55.7 F
Tuesday, December 6, 2022

Weather and injury ends Long Trail record attempt

R.J. Thompson posing near North Troy before the start time of his attempt to cover the Long Trail in record time.
R.J. Thompson posing near North Troy before the start time of his attempt to cover the Long Trail in record time.

NORTH TROY — Weather and an early injury forced R.J. Thompson, a 30-year-old runner from Stowe, to end his attempt at breaking a record this week.

Armed with only a cell phone, backpack, and basic eating and survival essentials, Thompson set out from North Troy on Tuesday, in the hopes of completing the length of the Long Trail in under six days, 17 hours, and 25 minutes.

At 273 miles, The Long Trail begins in North Troy, on the Vermont-Canadian border and winds its way through the Green Mountain range, following the Appalachian Trail for about 100 miles before finishing just outside of Williamstown, Massachusetts.

On a mission to break the trail record, Thompson needed to cover 45 miles per day. He needed to spend 15 to 16 hours running each day, and he had to do this with no personnel support, carrying his own food and water. As challenging as this seems, in the end, the weather became the biggest challenge Thompson faced.

“I could deal with an injury or bad weather, but both at the same time crushed me,” Thompson wrote to his supporters as he announced he had to end the record attempt.

On the third day Thompson slipped during his descent down Bolton Mountain in the rain, which ended up injuring his knee. Determined not to let anything stop him from reaching his goal, Thompson pushed on. The pain and swelling in his knee forced him to stop in 30 minute intervals to stretch. He was able to finish his third day eight miles ahead of pace, despite the injury.

While camping that night at Birch Glen, he had hoped that by morning his knee would start to feel better. After waking up at 3:30 a.m. to start the day he faced more rain, and trail conditions had gone from bad to worse.

“My knee had deteriorated to the point where I needed to stretch it every 10 to 15 minutes, and the condition of the trail resembled a small brook, water everywhere,” Thompson said.

It was a difficult decision for Thompson to call off the attempt, but he risked further injuring himself if he continued.

He is planning to release a full account of his experience, which includes a close encounter with a black bear along the way.

“I cannot express how grateful I am to have the support of so many wonderful people, both in real life and here on Facebook. Your comments and words of encouragement undoubtedly carried me over Vermont’s highest summits.”

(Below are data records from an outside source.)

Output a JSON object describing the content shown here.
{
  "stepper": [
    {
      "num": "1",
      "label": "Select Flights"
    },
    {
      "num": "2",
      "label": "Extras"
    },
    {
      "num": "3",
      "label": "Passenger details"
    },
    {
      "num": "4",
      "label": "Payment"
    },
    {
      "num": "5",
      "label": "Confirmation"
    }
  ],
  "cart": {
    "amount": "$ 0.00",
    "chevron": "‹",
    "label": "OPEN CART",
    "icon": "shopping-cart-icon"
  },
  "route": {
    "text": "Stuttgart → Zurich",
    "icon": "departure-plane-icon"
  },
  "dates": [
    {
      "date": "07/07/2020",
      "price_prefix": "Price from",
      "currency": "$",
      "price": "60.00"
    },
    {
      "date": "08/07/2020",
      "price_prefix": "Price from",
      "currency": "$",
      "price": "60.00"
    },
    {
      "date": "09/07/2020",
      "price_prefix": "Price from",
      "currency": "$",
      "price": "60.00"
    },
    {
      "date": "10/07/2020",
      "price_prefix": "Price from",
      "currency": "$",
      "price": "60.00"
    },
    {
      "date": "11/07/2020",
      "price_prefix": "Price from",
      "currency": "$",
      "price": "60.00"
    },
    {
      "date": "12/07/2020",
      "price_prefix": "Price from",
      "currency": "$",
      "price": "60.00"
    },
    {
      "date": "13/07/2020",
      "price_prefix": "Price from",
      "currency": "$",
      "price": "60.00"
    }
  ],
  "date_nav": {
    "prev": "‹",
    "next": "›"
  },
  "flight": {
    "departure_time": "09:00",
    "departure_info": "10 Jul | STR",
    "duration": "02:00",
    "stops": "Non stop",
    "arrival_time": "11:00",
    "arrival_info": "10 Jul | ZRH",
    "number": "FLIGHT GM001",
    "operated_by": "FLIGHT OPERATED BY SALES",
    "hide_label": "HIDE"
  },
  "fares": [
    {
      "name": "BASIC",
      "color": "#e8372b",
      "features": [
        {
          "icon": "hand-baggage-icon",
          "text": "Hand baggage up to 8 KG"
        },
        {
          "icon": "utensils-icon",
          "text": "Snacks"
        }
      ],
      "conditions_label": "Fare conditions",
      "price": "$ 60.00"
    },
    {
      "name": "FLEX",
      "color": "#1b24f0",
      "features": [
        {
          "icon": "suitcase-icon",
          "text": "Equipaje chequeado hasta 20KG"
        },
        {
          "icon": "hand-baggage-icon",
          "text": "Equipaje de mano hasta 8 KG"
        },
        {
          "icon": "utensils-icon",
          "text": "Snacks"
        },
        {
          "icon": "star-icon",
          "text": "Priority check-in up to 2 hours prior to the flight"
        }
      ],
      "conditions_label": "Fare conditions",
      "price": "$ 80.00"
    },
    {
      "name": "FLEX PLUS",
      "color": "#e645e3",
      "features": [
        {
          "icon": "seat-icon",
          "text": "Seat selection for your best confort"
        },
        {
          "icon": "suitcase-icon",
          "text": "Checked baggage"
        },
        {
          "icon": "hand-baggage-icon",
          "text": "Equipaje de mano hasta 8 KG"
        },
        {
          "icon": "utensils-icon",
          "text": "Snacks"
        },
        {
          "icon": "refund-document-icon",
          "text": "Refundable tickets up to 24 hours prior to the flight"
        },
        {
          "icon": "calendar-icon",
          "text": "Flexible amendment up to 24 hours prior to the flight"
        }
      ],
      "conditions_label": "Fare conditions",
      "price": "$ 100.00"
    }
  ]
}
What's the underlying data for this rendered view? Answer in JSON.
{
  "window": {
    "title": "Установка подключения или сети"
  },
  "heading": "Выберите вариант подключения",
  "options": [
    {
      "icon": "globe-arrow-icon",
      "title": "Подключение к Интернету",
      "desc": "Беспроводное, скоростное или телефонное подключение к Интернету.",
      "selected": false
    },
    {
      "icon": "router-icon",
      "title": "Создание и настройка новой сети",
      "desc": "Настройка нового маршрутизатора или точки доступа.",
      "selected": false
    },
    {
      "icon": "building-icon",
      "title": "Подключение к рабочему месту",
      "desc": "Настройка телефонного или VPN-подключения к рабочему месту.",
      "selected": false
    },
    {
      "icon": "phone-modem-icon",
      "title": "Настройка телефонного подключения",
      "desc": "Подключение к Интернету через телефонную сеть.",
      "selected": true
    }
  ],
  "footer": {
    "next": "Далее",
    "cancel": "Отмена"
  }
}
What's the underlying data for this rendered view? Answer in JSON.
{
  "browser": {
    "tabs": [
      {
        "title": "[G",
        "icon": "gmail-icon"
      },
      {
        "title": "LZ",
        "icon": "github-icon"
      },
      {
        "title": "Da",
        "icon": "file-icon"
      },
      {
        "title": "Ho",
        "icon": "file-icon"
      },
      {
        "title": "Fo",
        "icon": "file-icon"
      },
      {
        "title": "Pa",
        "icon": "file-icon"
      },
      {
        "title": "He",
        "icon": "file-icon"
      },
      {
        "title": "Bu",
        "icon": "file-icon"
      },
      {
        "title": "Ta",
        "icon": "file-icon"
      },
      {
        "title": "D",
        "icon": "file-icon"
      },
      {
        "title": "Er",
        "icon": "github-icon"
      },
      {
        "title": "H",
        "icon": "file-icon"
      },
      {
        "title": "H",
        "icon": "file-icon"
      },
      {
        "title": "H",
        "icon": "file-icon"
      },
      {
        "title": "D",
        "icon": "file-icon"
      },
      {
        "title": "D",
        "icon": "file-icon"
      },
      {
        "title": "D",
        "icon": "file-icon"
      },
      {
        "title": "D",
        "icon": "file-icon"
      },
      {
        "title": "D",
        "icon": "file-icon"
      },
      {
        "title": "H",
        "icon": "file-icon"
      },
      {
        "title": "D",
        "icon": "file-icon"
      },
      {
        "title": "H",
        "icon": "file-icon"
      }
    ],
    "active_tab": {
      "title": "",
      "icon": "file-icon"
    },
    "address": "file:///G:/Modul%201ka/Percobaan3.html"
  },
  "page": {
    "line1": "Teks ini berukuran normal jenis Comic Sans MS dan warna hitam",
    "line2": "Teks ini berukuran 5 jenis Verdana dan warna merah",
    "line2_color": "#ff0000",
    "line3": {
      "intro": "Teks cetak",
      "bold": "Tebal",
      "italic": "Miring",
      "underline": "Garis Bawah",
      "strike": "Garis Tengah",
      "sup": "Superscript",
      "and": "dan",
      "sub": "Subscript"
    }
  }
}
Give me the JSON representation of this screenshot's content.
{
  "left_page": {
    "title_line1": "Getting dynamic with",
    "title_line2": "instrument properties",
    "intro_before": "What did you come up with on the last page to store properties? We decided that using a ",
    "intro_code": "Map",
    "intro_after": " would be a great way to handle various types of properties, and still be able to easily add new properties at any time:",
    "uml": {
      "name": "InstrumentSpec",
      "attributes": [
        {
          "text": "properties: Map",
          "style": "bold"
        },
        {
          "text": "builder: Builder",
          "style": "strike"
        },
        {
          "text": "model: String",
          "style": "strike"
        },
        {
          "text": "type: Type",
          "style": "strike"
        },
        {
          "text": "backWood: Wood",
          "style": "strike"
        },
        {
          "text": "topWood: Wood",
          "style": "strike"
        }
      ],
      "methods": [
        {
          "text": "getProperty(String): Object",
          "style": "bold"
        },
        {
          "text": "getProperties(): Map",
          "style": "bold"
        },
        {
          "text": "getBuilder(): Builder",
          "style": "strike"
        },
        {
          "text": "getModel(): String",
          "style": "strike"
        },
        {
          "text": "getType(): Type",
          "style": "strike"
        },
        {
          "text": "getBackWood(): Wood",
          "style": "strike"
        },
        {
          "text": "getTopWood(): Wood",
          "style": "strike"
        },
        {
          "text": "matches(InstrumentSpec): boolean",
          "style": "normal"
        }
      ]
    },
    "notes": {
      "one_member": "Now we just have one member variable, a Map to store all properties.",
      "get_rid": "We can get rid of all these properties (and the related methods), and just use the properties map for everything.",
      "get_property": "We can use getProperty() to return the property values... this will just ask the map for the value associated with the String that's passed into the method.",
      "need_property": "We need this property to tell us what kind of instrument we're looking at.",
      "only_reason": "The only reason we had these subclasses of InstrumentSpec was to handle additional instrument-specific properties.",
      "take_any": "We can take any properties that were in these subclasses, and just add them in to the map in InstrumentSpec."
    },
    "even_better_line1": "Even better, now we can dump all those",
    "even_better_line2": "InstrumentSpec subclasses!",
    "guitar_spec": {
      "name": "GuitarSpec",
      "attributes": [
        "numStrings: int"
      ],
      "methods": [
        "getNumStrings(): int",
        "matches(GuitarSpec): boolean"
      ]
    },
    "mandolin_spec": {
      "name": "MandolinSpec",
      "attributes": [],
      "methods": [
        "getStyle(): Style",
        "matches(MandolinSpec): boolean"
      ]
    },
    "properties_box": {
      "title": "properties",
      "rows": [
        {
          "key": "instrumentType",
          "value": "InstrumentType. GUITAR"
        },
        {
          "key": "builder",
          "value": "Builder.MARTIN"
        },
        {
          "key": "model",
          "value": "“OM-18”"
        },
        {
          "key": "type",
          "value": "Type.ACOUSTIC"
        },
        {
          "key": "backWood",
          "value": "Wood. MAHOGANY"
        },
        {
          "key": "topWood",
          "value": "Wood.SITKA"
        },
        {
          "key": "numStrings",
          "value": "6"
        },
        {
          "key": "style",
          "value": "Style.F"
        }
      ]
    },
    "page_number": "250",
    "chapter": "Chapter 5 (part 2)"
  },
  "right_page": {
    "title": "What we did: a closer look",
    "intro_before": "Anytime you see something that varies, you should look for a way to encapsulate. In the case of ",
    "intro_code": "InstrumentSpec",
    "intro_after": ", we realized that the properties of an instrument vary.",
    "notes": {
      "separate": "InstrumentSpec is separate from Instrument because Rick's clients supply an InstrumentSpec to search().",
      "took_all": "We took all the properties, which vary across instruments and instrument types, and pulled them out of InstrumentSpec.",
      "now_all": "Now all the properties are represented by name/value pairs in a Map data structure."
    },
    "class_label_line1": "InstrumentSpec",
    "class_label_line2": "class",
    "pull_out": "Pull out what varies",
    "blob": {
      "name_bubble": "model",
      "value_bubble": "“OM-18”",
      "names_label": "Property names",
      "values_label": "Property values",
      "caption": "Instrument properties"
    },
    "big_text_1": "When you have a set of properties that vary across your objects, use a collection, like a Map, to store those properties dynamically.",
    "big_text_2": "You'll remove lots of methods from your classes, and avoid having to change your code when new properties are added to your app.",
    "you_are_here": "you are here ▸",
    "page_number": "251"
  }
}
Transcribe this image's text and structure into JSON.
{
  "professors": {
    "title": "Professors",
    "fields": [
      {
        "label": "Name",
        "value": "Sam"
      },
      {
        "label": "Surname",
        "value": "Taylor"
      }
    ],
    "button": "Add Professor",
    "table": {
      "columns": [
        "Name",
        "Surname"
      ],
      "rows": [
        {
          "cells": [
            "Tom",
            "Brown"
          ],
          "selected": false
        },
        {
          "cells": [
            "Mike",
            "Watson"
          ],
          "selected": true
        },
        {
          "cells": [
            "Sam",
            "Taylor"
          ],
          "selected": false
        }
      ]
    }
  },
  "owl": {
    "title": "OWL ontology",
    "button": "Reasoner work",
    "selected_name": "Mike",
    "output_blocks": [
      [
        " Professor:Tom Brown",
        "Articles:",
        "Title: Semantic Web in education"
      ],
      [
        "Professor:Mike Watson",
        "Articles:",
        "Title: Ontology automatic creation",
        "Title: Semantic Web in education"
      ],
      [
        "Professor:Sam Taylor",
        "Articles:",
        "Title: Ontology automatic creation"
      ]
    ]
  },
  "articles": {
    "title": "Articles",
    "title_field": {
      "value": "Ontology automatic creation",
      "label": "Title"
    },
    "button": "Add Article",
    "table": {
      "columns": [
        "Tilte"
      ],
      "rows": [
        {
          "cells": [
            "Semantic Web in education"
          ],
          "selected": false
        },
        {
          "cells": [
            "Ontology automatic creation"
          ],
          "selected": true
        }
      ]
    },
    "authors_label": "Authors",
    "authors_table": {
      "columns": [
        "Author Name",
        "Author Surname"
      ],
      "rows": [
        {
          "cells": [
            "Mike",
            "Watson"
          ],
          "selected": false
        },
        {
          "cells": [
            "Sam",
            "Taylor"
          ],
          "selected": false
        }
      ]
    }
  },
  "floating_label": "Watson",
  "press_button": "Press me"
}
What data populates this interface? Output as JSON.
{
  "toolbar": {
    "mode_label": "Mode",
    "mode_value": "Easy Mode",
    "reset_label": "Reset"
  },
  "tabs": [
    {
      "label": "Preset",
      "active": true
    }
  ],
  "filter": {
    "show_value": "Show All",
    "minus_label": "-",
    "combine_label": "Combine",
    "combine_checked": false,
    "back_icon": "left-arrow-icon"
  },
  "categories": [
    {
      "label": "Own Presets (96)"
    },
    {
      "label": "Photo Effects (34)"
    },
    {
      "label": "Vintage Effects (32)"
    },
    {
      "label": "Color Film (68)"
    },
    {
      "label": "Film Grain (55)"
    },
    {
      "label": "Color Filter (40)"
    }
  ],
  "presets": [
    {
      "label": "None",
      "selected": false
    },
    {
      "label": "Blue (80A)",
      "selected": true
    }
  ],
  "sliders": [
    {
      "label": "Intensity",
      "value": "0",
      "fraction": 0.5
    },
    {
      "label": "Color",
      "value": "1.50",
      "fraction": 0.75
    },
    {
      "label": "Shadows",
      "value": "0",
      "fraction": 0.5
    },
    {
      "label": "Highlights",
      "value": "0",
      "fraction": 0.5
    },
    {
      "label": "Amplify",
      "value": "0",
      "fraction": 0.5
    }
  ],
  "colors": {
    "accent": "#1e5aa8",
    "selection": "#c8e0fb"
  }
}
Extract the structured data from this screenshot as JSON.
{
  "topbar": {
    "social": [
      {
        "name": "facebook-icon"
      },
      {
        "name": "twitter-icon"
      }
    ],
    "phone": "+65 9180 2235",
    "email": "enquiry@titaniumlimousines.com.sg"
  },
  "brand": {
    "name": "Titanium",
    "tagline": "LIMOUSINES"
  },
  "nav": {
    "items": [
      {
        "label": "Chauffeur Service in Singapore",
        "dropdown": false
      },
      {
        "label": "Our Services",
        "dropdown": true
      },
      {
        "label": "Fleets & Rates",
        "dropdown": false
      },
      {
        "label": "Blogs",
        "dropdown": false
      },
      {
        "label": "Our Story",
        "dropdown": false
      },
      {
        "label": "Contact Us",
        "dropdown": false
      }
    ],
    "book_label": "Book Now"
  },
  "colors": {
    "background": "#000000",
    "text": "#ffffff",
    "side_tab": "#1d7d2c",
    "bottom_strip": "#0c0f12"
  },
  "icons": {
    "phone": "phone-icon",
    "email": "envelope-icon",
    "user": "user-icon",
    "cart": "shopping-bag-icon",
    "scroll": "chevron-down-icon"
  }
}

To follow along with any updates on Thompson’s journey, visit his Facebook page at: https://www.facebook.com/thelongtrailrun

Latest news
Related news


Please enter your comment!
Please enter your name here